There’s a mist that seems to hang in the early morning air, heavy and humid from the water lapping at the shore, the cool morning temps that kicked the furnace on at 6:45 this morning.
I’m glad to be awake actually. Dreamless and sleeping deeply, the stiff mattress transferred all it’s solidity to my shoulders and upper back and I wince slightly as I turn over, grateful to have slept for multiple hours in a row in a state so blissfully unaware. I’d left the bedroom window open, and through it, as the furnace roars it’s morning greeting from the other room, I can hear the birds conversing in the trees. The entire lake emptied out yesterday; windows closed to the humid and cool air, shades drawn and fishing poles tucked away and last night as the profound silence settled over the empty lake, I gazed out at the darkness, no campfires dotting the shores, the black expanse of water just down the slope of the yard and I thought of how alone I feel here like this, yet how safe and centered it makes me.
I sip coffee and slip on my running shoes. For more years than I can recall, my one recurring dream has been of me running; a strong and powerful dream that leaves me breathless in it’s attempt to tell me what I can do. It’s always the same, every single time; I am running, breath strong, powerful muscles and stride, determined, and capable. Every time it graces my sleep, I awaken charged and ready and think I can conquer a marathon. I haven’t dreamt this particular dream in a while, but it’s memory clings in the very fibers of my life, a reminder, or gentle prodding.
Somewhere in me, I know there is a runner that is screaming to get out. So I run.
It’s nothing like my dreams, but I don’t expect it to be. You aren’t born capable of anything, except living in the day to day. Our abilities and strengths lie deep within us, and if our dreams can show us, without doubt or hesitation what we are capable of, then we owe it to ourselves to listen. I walk, loosening my legs and that stiff upper back, and when I finally turn off the two-lane and on to the dirt road, I break in to a soft run, feeling muscles in my legs and hips loosen even more. For a few moments, it’s wonderful and just like my dreams, then my lungs start protesting, fighting with my body over control of my brain and I’m forced to slow to a walk again.
But I keep going. I walk. Then I run. Then I walk again. It gets easier, but it really doesn’t. Nothing worth having comes without some kind of fight; a good relationship doesn’t just occur without a little work, homes aren’t built without careful planning, well placed boards and a solid foundation and a runner doesn’t just awaken from a dream and take on a marathon.

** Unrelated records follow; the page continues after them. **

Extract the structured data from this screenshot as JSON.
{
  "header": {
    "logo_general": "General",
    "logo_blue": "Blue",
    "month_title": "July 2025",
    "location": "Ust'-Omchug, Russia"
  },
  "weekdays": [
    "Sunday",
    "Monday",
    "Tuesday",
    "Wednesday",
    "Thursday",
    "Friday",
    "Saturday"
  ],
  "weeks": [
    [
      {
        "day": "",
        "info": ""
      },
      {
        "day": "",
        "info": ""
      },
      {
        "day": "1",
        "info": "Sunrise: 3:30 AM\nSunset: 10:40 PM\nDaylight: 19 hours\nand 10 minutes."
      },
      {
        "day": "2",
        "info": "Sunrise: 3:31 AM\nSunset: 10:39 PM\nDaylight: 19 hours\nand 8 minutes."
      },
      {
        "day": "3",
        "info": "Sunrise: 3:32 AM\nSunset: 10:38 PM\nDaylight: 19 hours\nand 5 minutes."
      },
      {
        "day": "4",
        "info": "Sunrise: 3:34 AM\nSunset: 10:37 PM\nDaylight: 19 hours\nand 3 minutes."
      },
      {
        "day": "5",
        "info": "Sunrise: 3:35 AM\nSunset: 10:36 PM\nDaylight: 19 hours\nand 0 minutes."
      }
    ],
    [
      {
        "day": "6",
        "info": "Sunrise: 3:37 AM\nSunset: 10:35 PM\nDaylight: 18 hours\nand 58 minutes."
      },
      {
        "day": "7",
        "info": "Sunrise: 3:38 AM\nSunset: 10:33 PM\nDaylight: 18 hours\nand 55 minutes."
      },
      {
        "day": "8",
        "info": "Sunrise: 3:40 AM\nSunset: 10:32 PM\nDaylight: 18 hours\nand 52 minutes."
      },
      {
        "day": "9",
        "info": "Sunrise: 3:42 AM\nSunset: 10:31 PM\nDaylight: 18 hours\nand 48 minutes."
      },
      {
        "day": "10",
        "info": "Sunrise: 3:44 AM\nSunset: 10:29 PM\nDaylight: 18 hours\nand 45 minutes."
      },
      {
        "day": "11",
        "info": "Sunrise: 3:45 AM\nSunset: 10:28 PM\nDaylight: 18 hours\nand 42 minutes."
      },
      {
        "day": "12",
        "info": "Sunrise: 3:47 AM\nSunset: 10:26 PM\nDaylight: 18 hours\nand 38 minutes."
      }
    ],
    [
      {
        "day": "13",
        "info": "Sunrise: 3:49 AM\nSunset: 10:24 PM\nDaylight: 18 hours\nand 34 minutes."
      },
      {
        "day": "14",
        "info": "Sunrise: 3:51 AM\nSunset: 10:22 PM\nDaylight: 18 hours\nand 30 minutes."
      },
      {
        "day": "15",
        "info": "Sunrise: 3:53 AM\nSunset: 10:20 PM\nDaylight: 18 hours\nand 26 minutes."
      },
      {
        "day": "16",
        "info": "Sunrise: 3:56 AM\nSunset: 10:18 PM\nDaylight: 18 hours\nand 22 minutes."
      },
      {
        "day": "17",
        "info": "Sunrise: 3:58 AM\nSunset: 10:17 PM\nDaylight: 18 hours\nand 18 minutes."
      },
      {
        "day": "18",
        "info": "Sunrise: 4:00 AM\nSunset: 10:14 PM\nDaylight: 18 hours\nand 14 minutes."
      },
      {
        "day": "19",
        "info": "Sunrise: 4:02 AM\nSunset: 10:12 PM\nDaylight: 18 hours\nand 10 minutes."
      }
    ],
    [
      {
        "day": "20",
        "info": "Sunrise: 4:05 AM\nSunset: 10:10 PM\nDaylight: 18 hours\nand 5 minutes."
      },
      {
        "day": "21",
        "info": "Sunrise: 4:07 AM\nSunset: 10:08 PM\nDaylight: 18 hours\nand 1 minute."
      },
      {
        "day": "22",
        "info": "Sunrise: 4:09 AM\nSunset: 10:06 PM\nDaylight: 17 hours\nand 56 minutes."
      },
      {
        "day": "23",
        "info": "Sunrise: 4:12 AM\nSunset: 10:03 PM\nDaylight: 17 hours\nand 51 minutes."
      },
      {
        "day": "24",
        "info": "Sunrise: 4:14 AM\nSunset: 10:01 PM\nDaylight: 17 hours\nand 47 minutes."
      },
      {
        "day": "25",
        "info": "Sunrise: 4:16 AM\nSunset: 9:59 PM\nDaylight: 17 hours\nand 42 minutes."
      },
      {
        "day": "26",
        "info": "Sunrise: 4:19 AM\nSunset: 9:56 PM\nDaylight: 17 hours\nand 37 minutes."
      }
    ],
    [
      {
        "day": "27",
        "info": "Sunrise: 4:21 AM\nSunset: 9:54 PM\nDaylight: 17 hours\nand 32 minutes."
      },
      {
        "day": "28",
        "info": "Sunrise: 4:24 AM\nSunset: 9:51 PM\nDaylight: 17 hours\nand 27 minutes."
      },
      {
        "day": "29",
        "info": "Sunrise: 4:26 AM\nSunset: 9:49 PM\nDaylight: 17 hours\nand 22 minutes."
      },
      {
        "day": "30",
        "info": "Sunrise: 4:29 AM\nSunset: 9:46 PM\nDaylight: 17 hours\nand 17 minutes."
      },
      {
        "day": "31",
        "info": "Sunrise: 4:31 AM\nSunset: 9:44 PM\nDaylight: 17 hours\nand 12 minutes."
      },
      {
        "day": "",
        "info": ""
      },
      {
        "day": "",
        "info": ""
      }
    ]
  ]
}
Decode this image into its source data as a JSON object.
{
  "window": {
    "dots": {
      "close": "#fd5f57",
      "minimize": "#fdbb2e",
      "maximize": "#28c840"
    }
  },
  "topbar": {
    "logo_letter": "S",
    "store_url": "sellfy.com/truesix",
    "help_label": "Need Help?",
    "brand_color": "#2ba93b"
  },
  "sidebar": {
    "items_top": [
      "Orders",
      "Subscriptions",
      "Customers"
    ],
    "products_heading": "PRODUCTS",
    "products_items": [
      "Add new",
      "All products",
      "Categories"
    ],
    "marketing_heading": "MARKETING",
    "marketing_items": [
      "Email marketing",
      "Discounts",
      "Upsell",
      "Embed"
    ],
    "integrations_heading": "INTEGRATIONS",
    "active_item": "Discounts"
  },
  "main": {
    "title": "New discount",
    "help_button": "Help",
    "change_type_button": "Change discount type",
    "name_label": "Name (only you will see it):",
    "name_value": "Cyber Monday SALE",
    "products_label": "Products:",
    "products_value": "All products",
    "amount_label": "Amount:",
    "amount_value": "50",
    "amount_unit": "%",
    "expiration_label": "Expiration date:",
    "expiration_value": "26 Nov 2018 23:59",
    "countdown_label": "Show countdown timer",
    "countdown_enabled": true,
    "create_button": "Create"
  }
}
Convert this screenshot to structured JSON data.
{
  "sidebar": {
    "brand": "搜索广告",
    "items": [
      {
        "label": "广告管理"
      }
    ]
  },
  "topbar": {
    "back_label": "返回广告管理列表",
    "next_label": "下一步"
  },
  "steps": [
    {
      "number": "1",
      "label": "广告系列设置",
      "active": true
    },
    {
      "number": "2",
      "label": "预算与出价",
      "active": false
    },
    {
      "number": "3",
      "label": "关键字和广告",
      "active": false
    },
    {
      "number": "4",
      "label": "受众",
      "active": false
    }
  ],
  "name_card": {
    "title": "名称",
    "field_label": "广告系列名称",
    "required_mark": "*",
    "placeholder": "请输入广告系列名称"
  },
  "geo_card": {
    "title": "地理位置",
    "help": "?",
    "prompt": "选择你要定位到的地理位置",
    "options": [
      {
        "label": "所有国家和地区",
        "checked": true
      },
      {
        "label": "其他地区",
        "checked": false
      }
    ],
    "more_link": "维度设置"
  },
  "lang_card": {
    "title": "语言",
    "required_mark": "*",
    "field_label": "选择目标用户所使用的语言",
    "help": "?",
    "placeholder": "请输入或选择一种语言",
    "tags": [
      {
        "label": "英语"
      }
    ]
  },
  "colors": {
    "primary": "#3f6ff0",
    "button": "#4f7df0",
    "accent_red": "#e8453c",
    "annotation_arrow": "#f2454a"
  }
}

This is the moment where we say to ourselves “I know I am capable of so much more.” So I keep going. I run/walk around the South side of the lake to the highway, and here I have to decide- do I turn around, knowing that steep hill is behind me and I will have to run UP that if I return this way? Or do I keep going, through the woods on the other side, past the Jack-in-the-Pulpit and Woodland Violet, under the towering birch and cottonwood? I keep going, through the trees, stopping on the dirt road to raise my eyes to the green canopy above and give thanks for the strength to continue, to chase after this crazy dream of running at 49. I’m energized, and I’m warm. I’ve stripped off my jacket, I’m in my running tank and the air is cold on my sweaty skin but the dream tells me to keep moving.
To keep running.
Whether it’s about running, or just a metaphor for my life, I’m compelled to listen to the dream, to figure it out, not give up. I’m compelled to keep running, whether it’s to an eventual 5K, to the end of the month, another year of marriage, planning of hopes and dreams or just to the end of this day, on an empty lake under heavy gray sky. Maybe the dream isn’t about the act of running, but the race before us, the daily shuffle-step that often falls with a dulling thud in it’s monotony, the dream urging me to keep my head up, keep breathing, shoulders down, back straight, eyes forward. To just keep going.